## Try it
If a line in the listing below includes the string "down", pull it out.

## Given records
········

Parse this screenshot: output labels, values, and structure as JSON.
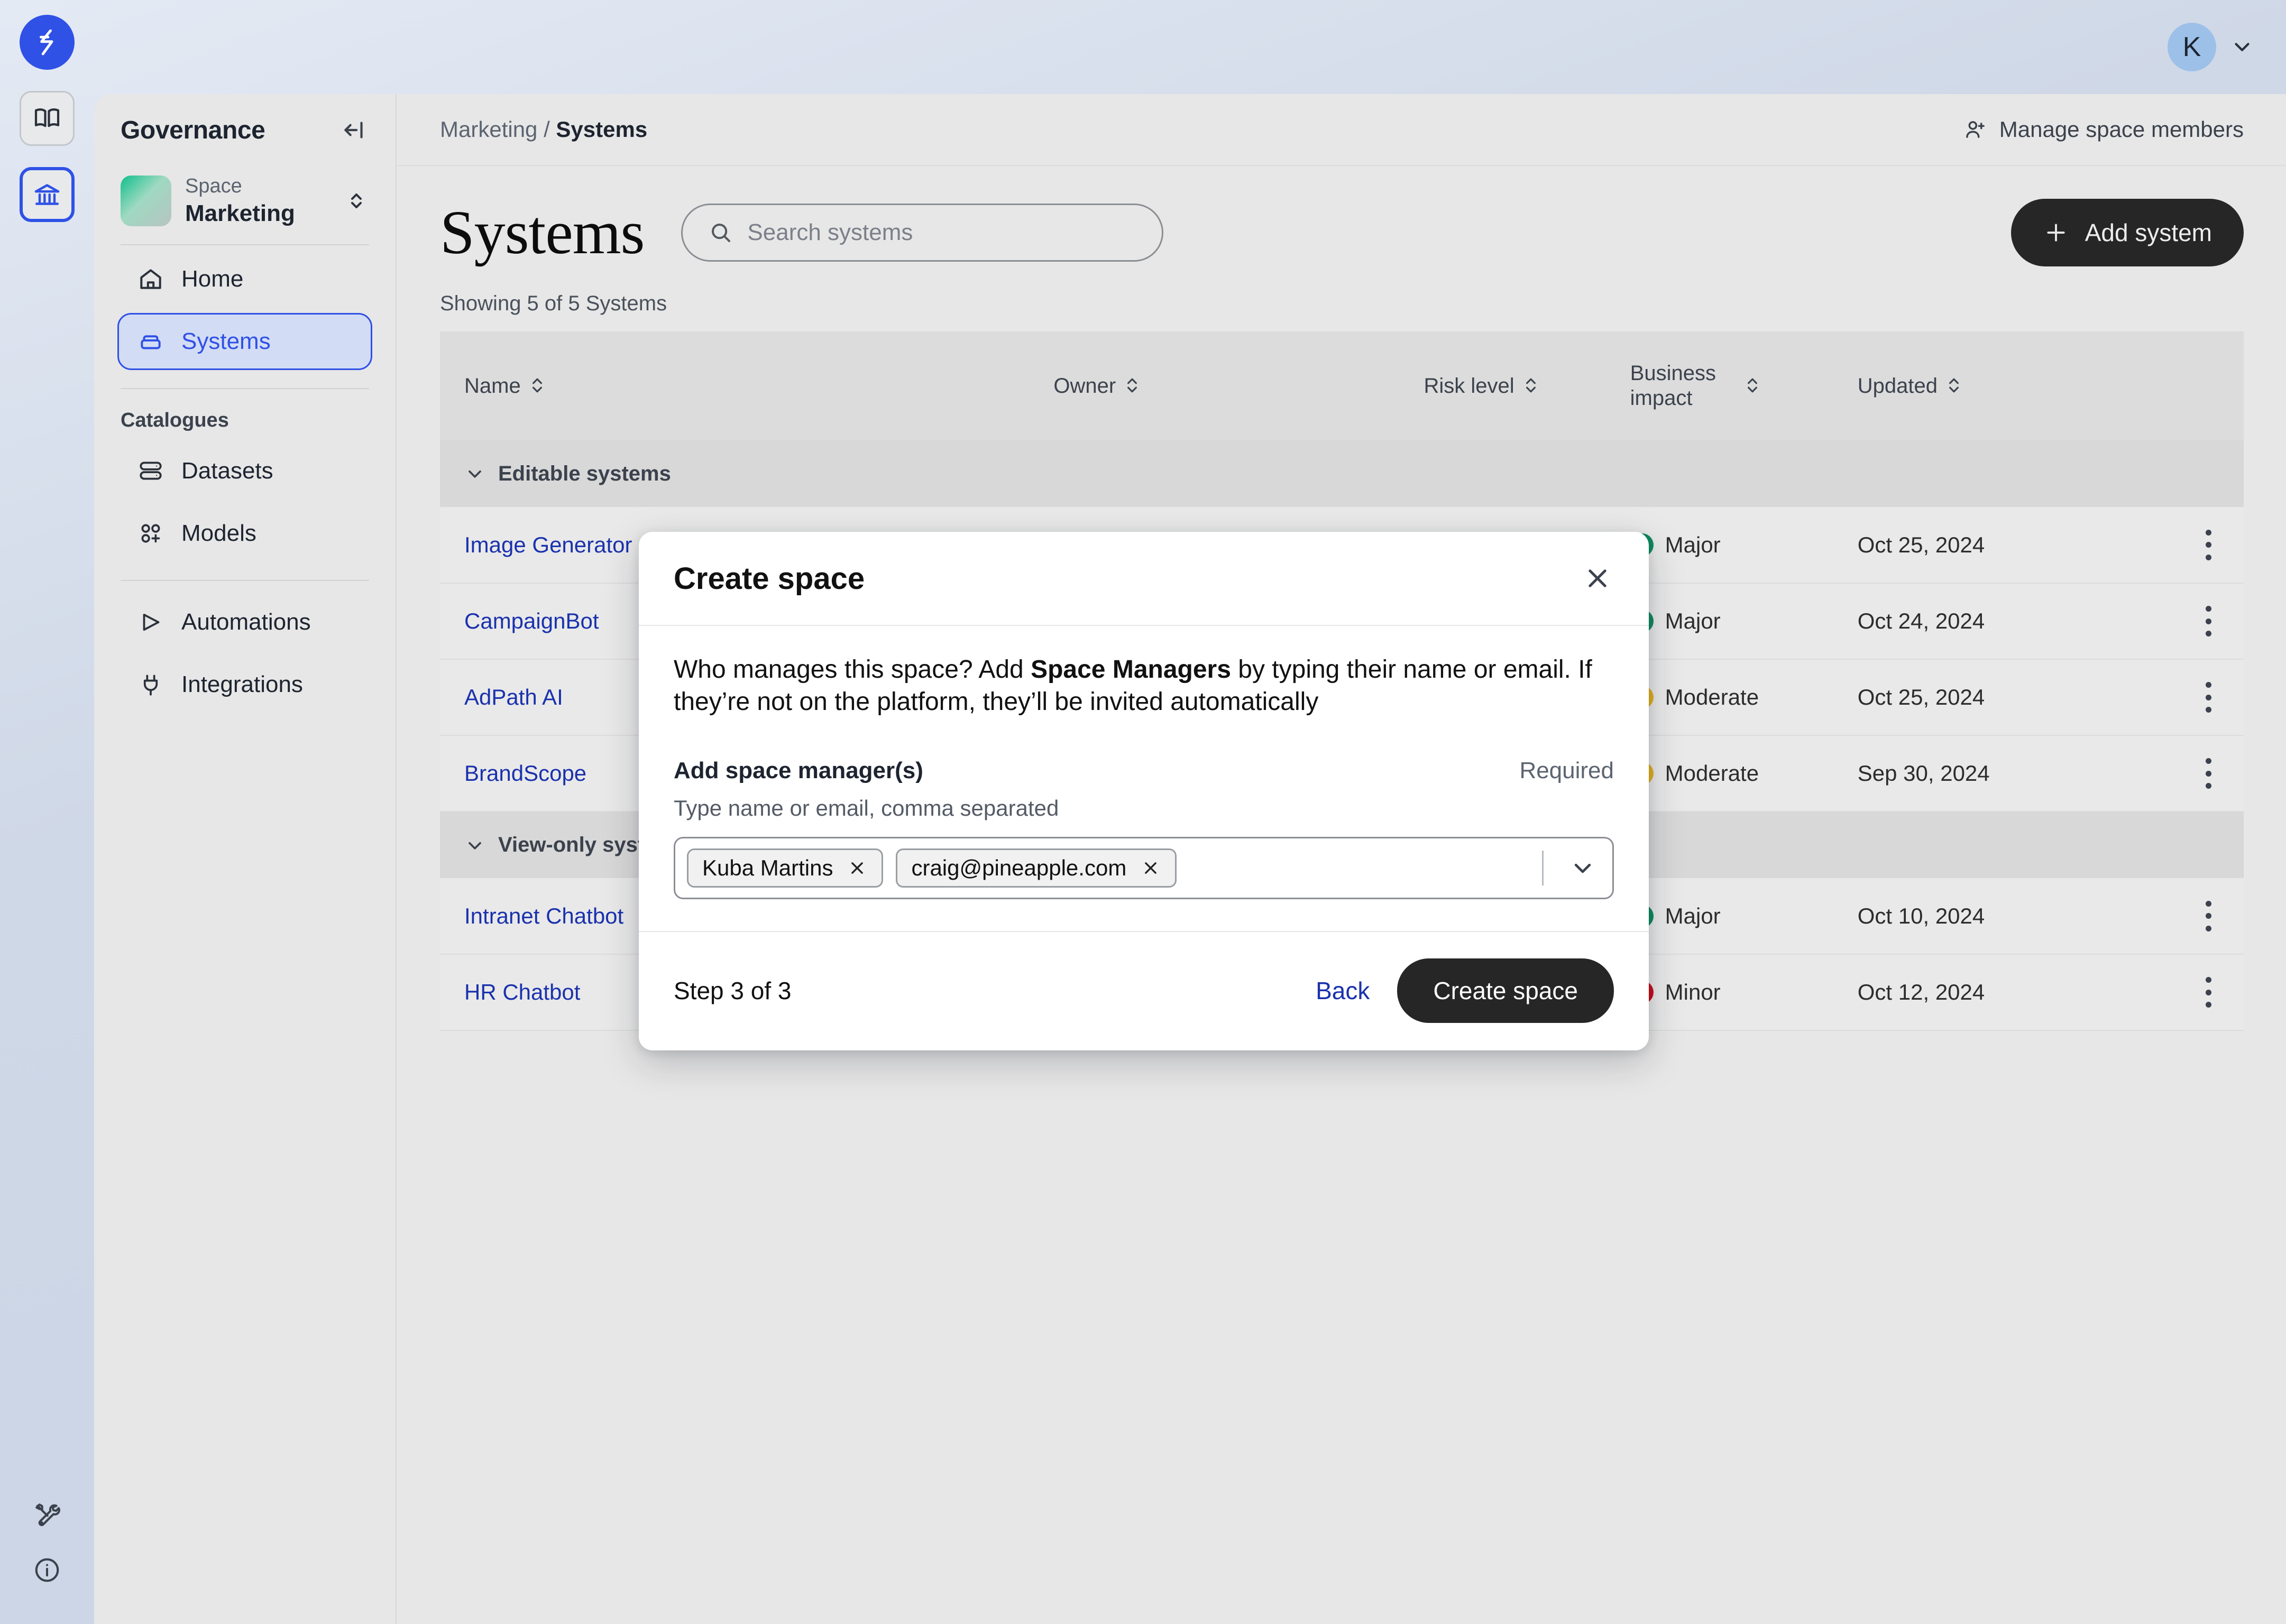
{
  "topbar": {
    "avatar_initial": "K",
    "chevron_icon": "chevron-down-icon"
  },
  "rail": {
    "logo_icon": "bolt-logo-icon",
    "items": [
      {
        "icon": "book-icon",
        "active": false
      },
      {
        "icon": "bank-icon",
        "active": true
      }
    ],
    "bottom_items": [
      {
        "icon": "tools-icon"
      },
      {
        "icon": "info-circle-icon"
      }
    ]
  },
  "sidebar": {
    "title": "Governance",
    "collapse_icon": "collapse-left-icon",
    "space": {
      "label": "Space",
      "name": "Marketing",
      "switch_icon": "chevron-up-down-icon"
    },
    "nav": [
      {
        "label": "Home",
        "icon": "home-icon",
        "active": false
      },
      {
        "label": "Systems",
        "icon": "systems-icon",
        "active": true
      }
    ],
    "section_label": "Catalogues",
    "catalogues": [
      {
        "label": "Datasets",
        "icon": "datasets-icon"
      },
      {
        "label": "Models",
        "icon": "models-icon"
      }
    ],
    "tools": [
      {
        "label": "Automations",
        "icon": "play-icon"
      },
      {
        "label": "Integrations",
        "icon": "plug-icon"
      }
    ]
  },
  "breadcrumb": {
    "parent": "Marketing",
    "separator": "/",
    "current": "Systems"
  },
  "manage_members": {
    "label": "Manage space members",
    "icon": "user-plus-icon"
  },
  "page": {
    "title": "Systems",
    "search_placeholder": "Search systems",
    "search_value": "",
    "search_icon": "search-icon",
    "add_button": "Add system",
    "add_icon": "plus-icon",
    "showing": "Showing 5 of 5 Systems"
  },
  "table": {
    "columns": [
      {
        "label": "Name",
        "sortable": true
      },
      {
        "label": "Owner",
        "sortable": true
      },
      {
        "label": "Risk level",
        "sortable": true
      },
      {
        "label": "Business impact",
        "sortable": true
      },
      {
        "label": "Updated",
        "sortable": true
      }
    ],
    "groups": [
      {
        "label": "Editable systems",
        "chevron": "chevron-down-icon",
        "rows": [
          {
            "name": "Image Generator",
            "owner": "",
            "risk": "",
            "impact": "Major",
            "impact_level": "major",
            "updated": "Oct 25, 2024"
          },
          {
            "name": "CampaignBot",
            "owner": "",
            "risk": "",
            "impact": "Major",
            "impact_level": "major",
            "updated": "Oct 24, 2024"
          },
          {
            "name": "AdPath AI",
            "owner": "",
            "risk": "",
            "impact": "Moderate",
            "impact_level": "moderate",
            "updated": "Oct 25, 2024"
          },
          {
            "name": "BrandScope",
            "owner": "",
            "risk": "",
            "impact": "Moderate",
            "impact_level": "moderate",
            "updated": "Sep 30, 2024"
          }
        ]
      },
      {
        "label": "View-only systems",
        "chevron": "chevron-down-icon",
        "rows": [
          {
            "name": "Intranet Chatbot",
            "owner": "",
            "risk": "",
            "impact": "Major",
            "impact_level": "major",
            "updated": "Oct 10, 2024"
          },
          {
            "name": "HR Chatbot",
            "owner": "",
            "risk": "",
            "impact": "Minor",
            "impact_level": "minor",
            "updated": "Oct 12, 2024"
          }
        ]
      }
    ]
  },
  "modal": {
    "title": "Create space",
    "close_icon": "close-icon",
    "description_pre": "Who manages this space? Add ",
    "description_bold": "Space Managers",
    "description_post": " by typing their name or email. If they’re not on the platform, they’ll be invited automatically",
    "field_label": "Add space manager(s)",
    "field_required": "Required",
    "field_hint": "Type name or email, comma separated",
    "tags": [
      {
        "text": "Kuba Martins",
        "remove_icon": "close-icon"
      },
      {
        "text": "craig@pineapple.com",
        "remove_icon": "close-icon"
      }
    ],
    "dropdown_icon": "chevron-down-icon",
    "step": "Step 3 of 3",
    "back": "Back",
    "submit": "Create space"
  },
  "colors": {
    "accent_blue": "#2f51e6",
    "link_blue": "#1a31ad",
    "dark_button": "#262626",
    "major_green": "#0f8a5f",
    "moderate_yellow": "#e0b020",
    "minor_red": "#c90d1b",
    "panel_bg": "#e7e7e7",
    "table_header_bg": "#dcdcdc",
    "group_row_bg": "#d8d8d8",
    "row_bg": "#e9e9e9"
  }
}
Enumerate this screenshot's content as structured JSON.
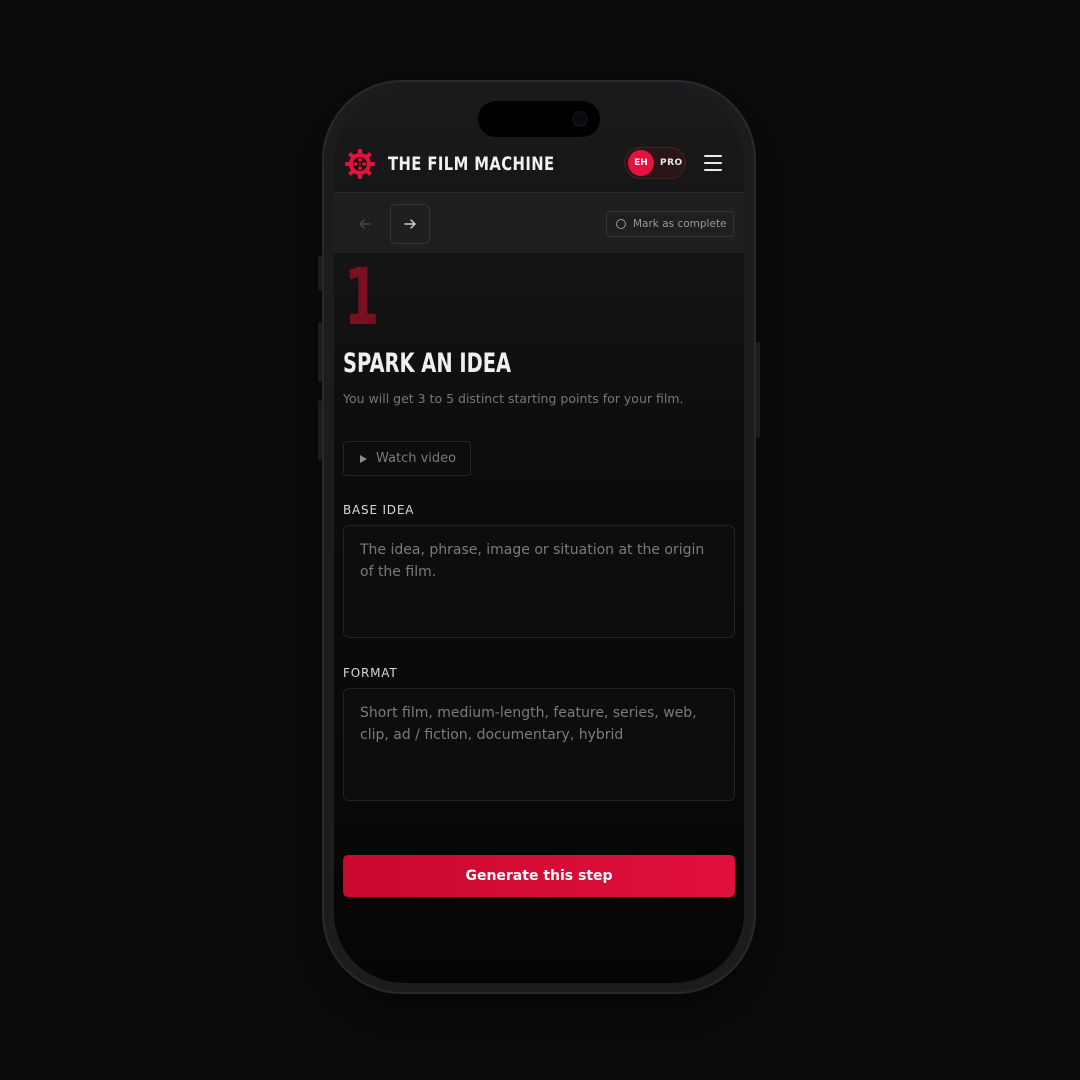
{
  "header": {
    "brand": "THE FILM MACHINE",
    "avatar_initials": "EH",
    "plan_label": "PRO"
  },
  "toolbar": {
    "mark_complete_label": "Mark as complete"
  },
  "step": {
    "number": "1",
    "title": "SPARK AN IDEA",
    "description": "You will get 3 to 5 distinct starting points for your film.",
    "watch_video_label": "Watch video"
  },
  "fields": {
    "base_idea": {
      "label": "BASE IDEA",
      "placeholder": "The idea, phrase, image or situation at the origin of the film."
    },
    "format": {
      "label": "FORMAT",
      "placeholder": "Short film, medium-length, feature, series, web, clip, ad / fiction, documentary, hybrid"
    }
  },
  "generate_label": "Generate this step",
  "colors": {
    "accent": "#e3123f",
    "step_number": "#7a0f22",
    "background": "#0c0c0d"
  }
}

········

## Result for this task
    "chevron_icon": "chevron-down-icon"
      "switch_icon": "chevron-up-down-icon"
        "chevron": "chevron-down-icon",
        "chevron": "chevron-down-icon",
    "dropdown_icon": "chevron-down-icon",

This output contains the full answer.